##### RECORDS FOR THE TASK

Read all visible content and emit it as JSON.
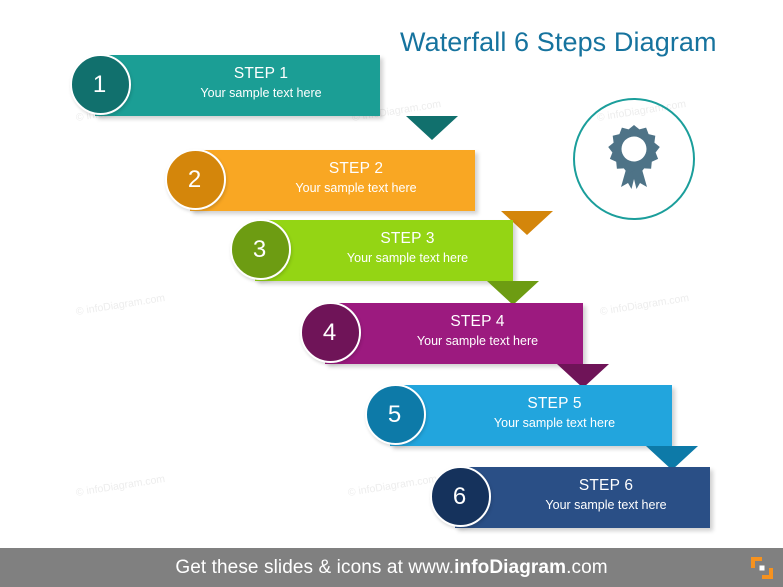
{
  "title": "Waterfall 6 Steps Diagram",
  "title_color": "#16739e",
  "steps": [
    {
      "number": "1",
      "heading": "STEP 1",
      "subtext": "Your sample text here",
      "bar_color": "#1b9e95",
      "circle_color": "#11706d",
      "arrow_color": "#11706d"
    },
    {
      "number": "2",
      "heading": "STEP 2",
      "subtext": "Your sample text here",
      "bar_color": "#f9a723",
      "circle_color": "#d4860b",
      "arrow_color": "#d4860b"
    },
    {
      "number": "3",
      "heading": "STEP 3",
      "subtext": "Your sample text here",
      "bar_color": "#94d514",
      "circle_color": "#6d9c12",
      "arrow_color": "#6d9c12"
    },
    {
      "number": "4",
      "heading": "STEP 4",
      "subtext": "Your sample text here",
      "bar_color": "#9c1a7f",
      "circle_color": "#6f1458",
      "arrow_color": "#6f1458"
    },
    {
      "number": "5",
      "heading": "STEP 5",
      "subtext": "Your sample text here",
      "bar_color": "#22a5dd",
      "circle_color": "#0d7aa8",
      "arrow_color": "#0d7aa8"
    },
    {
      "number": "6",
      "heading": "STEP 6",
      "subtext": "Your sample text here",
      "bar_color": "#2a4f86",
      "circle_color": "#15325c",
      "arrow_color": "#15325c"
    }
  ],
  "icon": {
    "name": "award-ribbon-icon",
    "ring_color": "#1b9e9b",
    "glyph_color": "#4e7387"
  },
  "watermarks": [
    "© infoDiagram.com",
    "© infoDiagram.com",
    "© infoDiagram.com",
    "© infoDiagram.com",
    "© infoDiagram.com",
    "© infoDiagram.com",
    "© infoDiagram.com"
  ],
  "footer": {
    "prefix": "Get these slides &  icons at www.",
    "brand": "infoDiagram",
    "suffix": ".com",
    "background": "#808080",
    "logo_color": "#f6921e"
  }
}
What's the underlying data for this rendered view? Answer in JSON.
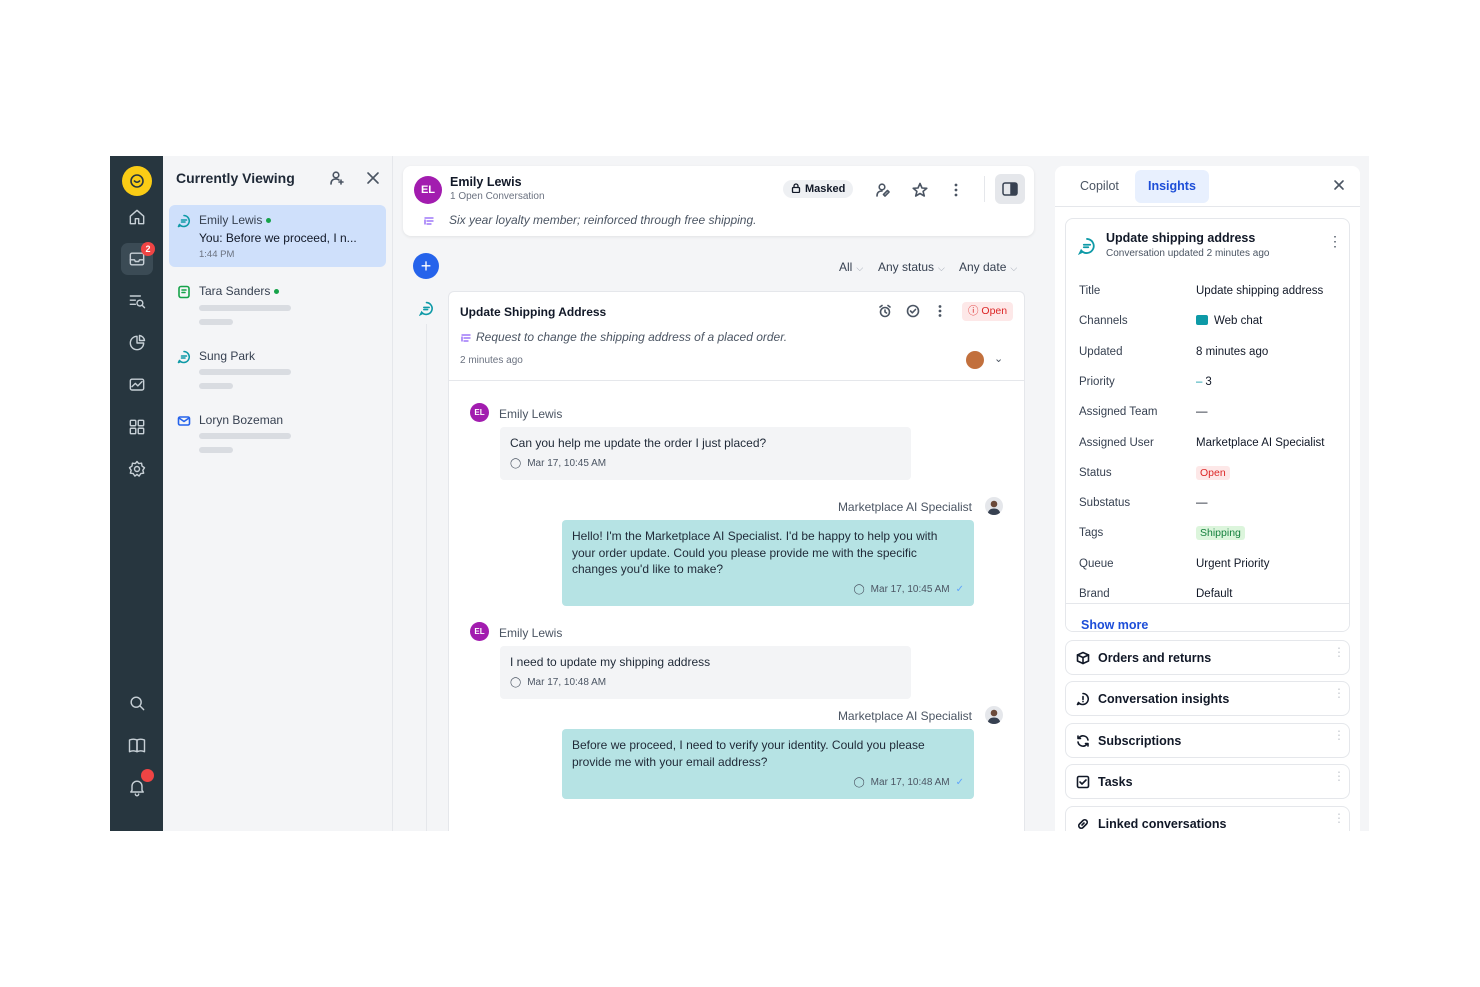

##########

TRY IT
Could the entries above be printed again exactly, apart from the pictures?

SOLVED PROBLEM
Read all visible content and emit it as JSON.
{
  "title": "Waterfall 6 Steps Diagram",
  "title_color": "#16739e",
  "steps": [
    {
      "number": "1",
      "heading": "STEP 1",
      "subtext": "Your sample text here",
      "bar_color": "#1b9e95",
      "circle_color": "#11706d",
      "arrow_color": "#11706d"
    },
    {
      "number": "2",
      "heading": "STEP 2",
      "subtext": "Your sample text here",
      "bar_color": "#f9a723",
      "circle_color": "#d4860b",
      "arrow_color": "#d4860b"
    },
    {
      "number": "3",
      "heading": "STEP 3",
      "subtext": "Your sample text here",
      "bar_color": "#94d514",
      "circle_color": "#6d9c12",
      "arrow_color": "#6d9c12"
    },
    {
      "number": "4",
      "heading": "STEP 4",
      "subtext": "Your sample text here",
      "bar_color": "#9c1a7f",
      "circle_color": "#6f1458",
      "arrow_color": "#6f1458"
    },
    {
      "number": "5",
      "heading": "STEP 5",
      "subtext": "Your sample text here",
      "bar_color": "#22a5dd",
      "circle_color": "#0d7aa8",
      "arrow_color": "#0d7aa8"
    },
    {
      "number": "6",
      "heading": "STEP 6",
      "subtext": "Your sample text here",
      "bar_color": "#2a4f86",
      "circle_color": "#15325c",
      "arrow_color": "#15325c"
    }
  ],
  "icon": {
    "name": "award-ribbon-icon",
    "ring_color": "#1b9e9b",
    "glyph_color": "#4e7387"
  },
  "watermarks": [
    "© infoDiagram.com",
    "© infoDiagram.com",
    "© infoDiagram.com",
    "© infoDiagram.com",
    "© infoDiagram.com",
    "© infoDiagram.com",
    "© infoDiagram.com"
  ],
  "footer": {
    "prefix": "Get these slides &  icons at www.",
    "brand": "infoDiagram",
    "suffix": ".com",
    "background": "#808080",
    "logo_color": "#f6921e"
  }
}
What's the underlying data for this rendered view? Answer in JSON.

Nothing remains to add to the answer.